Data supplied =
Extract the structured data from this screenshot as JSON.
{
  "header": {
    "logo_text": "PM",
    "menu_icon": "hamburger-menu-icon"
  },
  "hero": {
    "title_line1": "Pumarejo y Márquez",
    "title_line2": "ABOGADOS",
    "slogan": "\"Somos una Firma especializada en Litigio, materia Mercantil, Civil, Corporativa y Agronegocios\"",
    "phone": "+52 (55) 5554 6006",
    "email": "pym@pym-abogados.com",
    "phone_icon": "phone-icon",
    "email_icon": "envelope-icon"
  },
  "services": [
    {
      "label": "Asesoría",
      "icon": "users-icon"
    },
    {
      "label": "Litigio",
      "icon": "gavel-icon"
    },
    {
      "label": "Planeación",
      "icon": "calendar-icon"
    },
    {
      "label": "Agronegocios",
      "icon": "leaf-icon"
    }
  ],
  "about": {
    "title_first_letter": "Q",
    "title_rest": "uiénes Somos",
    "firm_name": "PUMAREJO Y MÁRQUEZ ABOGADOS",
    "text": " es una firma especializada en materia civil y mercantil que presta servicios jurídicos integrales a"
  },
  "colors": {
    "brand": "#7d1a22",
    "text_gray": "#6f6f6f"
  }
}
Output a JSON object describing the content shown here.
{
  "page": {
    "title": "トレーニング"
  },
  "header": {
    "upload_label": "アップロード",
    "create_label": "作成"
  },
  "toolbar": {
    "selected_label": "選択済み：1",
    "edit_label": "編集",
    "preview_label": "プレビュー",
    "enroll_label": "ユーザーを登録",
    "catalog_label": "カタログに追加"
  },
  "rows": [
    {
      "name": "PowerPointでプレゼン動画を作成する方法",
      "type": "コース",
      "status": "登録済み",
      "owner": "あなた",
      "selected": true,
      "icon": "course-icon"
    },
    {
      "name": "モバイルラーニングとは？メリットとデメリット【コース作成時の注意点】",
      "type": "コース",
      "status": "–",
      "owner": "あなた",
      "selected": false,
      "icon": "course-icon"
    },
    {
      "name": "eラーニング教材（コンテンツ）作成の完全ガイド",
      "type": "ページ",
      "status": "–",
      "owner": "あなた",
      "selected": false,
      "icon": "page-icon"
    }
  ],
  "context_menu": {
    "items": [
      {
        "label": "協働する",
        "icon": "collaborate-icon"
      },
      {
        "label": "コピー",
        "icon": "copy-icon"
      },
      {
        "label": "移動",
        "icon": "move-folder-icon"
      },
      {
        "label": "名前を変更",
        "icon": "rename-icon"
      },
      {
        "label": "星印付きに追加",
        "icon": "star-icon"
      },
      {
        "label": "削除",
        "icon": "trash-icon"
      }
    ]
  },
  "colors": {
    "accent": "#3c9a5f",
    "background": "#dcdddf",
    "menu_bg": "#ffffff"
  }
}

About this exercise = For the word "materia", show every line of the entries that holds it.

Written answer =
    "slogan": "\"Somos una Firma especializada en Litigio, materia Mercantil, Civil, Corporativa y Agronegocios\"",
    "text": " es una firma especializada en materia civil y mercantil que presta servicios jurídicos integrales a"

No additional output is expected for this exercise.